[Opening Information provided section]

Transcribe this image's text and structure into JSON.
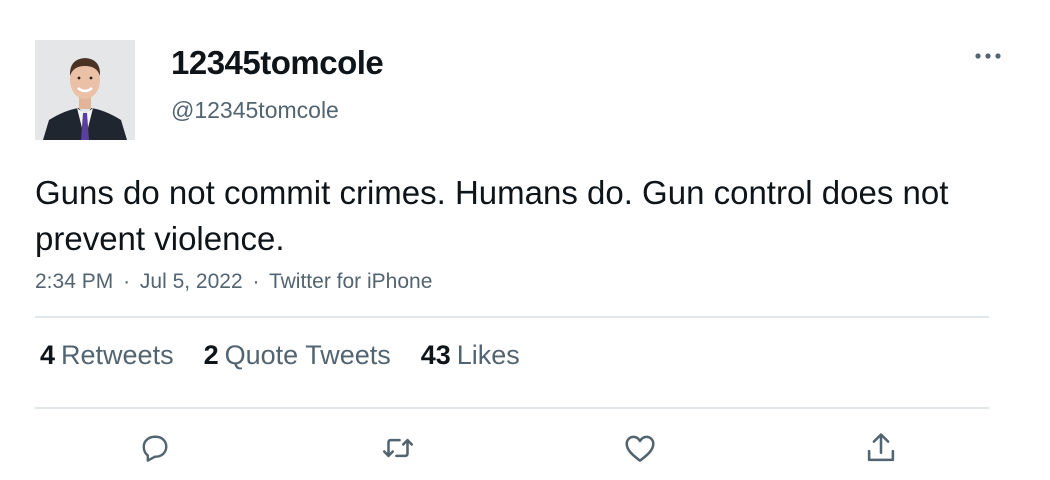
{
  "user": {
    "display_name": "12345tomcole",
    "handle": "@12345tomcole",
    "avatar_icon": "profile-photo"
  },
  "tweet": {
    "text": "Guns do not commit crimes. Humans do. Gun control does not prevent violence."
  },
  "meta": {
    "time": "2:34 PM",
    "separator": "·",
    "date": "Jul 5, 2022",
    "source": "Twitter for iPhone"
  },
  "stats": [
    {
      "count": "4",
      "label": "Retweets"
    },
    {
      "count": "2",
      "label": "Quote Tweets"
    },
    {
      "count": "43",
      "label": "Likes"
    }
  ],
  "actions": {
    "more_icon": "ellipsis-icon",
    "reply_icon": "reply-icon",
    "retweet_icon": "retweet-icon",
    "like_icon": "heart-icon",
    "share_icon": "share-icon"
  },
  "colors": {
    "text_primary": "#0f1419",
    "text_secondary": "#536471",
    "divider": "#e1e6ea",
    "tie_accent": "#5b3fa0"
  }
}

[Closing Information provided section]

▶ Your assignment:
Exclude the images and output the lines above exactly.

▶ Reply to the task:
Transcribe this image's text and structure into JSON.
{
  "user": {
    "display_name": "12345tomcole",
    "handle": "@12345tomcole",
    "avatar_icon": "profile-photo"
  },
  "tweet": {
    "text": "Guns do not commit crimes. Humans do. Gun control does not prevent violence."
  },
  "meta": {
    "time": "2:34 PM",
    "separator": "·",
    "date": "Jul 5, 2022",
    "source": "Twitter for iPhone"
  },
  "stats": [
    {
      "count": "4",
      "label": "Retweets"
    },
    {
      "count": "2",
      "label": "Quote Tweets"
    },
    {
      "count": "43",
      "label": "Likes"
    }
  ],
  "actions": {
    "more_icon": "ellipsis-icon",
    "reply_icon": "reply-icon",
    "retweet_icon": "retweet-icon",
    "like_icon": "heart-icon",
    "share_icon": "share-icon"
  },
  "colors": {
    "text_primary": "#0f1419",
    "text_secondary": "#536471",
    "divider": "#e1e6ea",
    "tie_accent": "#5b3fa0"
  }
}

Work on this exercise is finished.